Last month, following a televised speech from the Queen, teacher Linda King thought it would be nice for her students to write to the longest-reigning British monarch.

“We thought it would be a kind gesture to thank Her Majesty the Queen for taking the time and effort to address the nation,” she said.

“We spoke about how people at home would be inspired and comforted by the Queen’s speech.”

Not long after the letters were sent off, Ava and Oliver were left stunned when they each received a personally addressed letter from the Queen’s lady-in-waiting.

In the letters, Richenda Elton states the Queen asked her to respond to the children because she “appreciated the kind message of support”.

She also says the much-loved monarch thought it was “kind” of Ava and Oliver to write to after being inspired by her national address.


Cann Hall headteacher Claire Russell said the children and her colleagues have been left thrilled by the response and said it teaches the importance of writing.

“During school closures we have continued to encourage our children, both at home and those at school accessing key worker provision, to write regularly,” she said.

“As a school, we always ensure that our pupils have a purpose for their writing, whether it is a story for the younger year groups to read, or a persuasive letter to a community representative.

“So, getting a reply from the Queen has demonstrated the value of writing to our children.

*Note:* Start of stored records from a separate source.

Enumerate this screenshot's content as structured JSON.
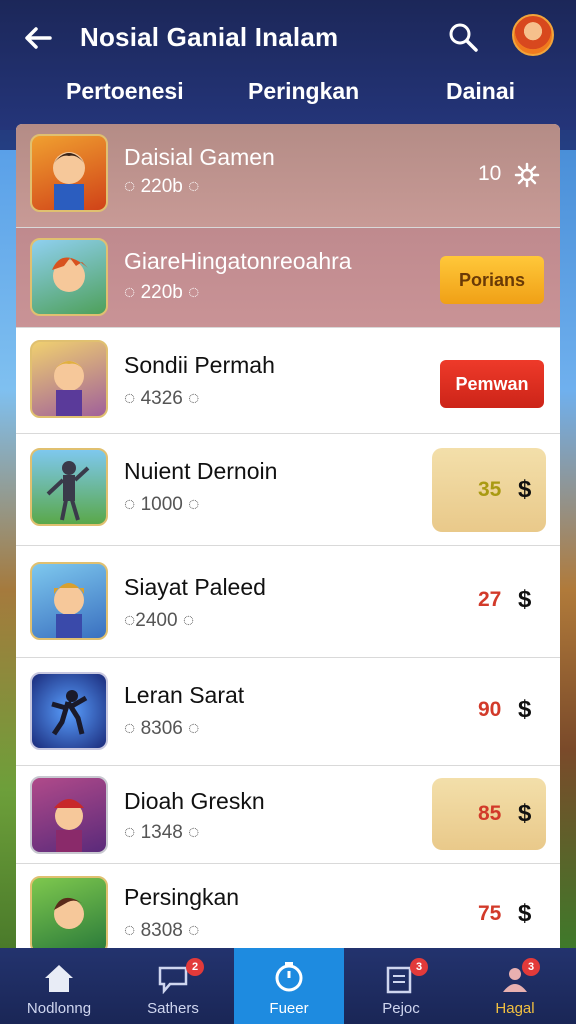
{
  "header": {
    "title": "Nosial Ganial Inalam",
    "tabs": [
      "Pertoenesi",
      "Peringkan",
      "Dainai"
    ]
  },
  "rows": [
    {
      "name": "Daisial Gamen",
      "meta": "220b",
      "value": "10"
    },
    {
      "name": "GiareHingatonreoahra",
      "meta": "220b",
      "button": "Porians"
    },
    {
      "name": "Sondii Permah",
      "meta": "4326",
      "button": "Pemwan"
    },
    {
      "name": "Nuient Dernoin",
      "meta": "1000",
      "price": "35",
      "currency": "$"
    },
    {
      "name": "Siayat Paleed",
      "meta": "2400",
      "price": "27",
      "currency": "$"
    },
    {
      "name": "Leran Sarat",
      "meta": "8306",
      "price": "90",
      "currency": "$"
    },
    {
      "name": "Dioah Greskn",
      "meta": "1348",
      "price": "85",
      "currency": "$"
    },
    {
      "name": "Persingkan",
      "meta": "8308",
      "price": "75",
      "currency": "$"
    }
  ],
  "bottom_nav": [
    {
      "label": "Nodlonng",
      "badge": ""
    },
    {
      "label": "Sathers",
      "badge": "2"
    },
    {
      "label": "Fueer",
      "badge": ""
    },
    {
      "label": "Pejoc",
      "badge": "3"
    },
    {
      "label": "Hagal",
      "badge": "3"
    }
  ],
  "colors": {
    "header_bg": "#1c2759",
    "accent_blue": "#1e8be0",
    "button_yellow": "#f5b21a",
    "button_red": "#e2342a",
    "price_yellow_text": "#a99a12",
    "price_red_text": "#d23a2a"
  }
}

“We are really thrilled that they will be able to treasure this bit of writing for years to come.”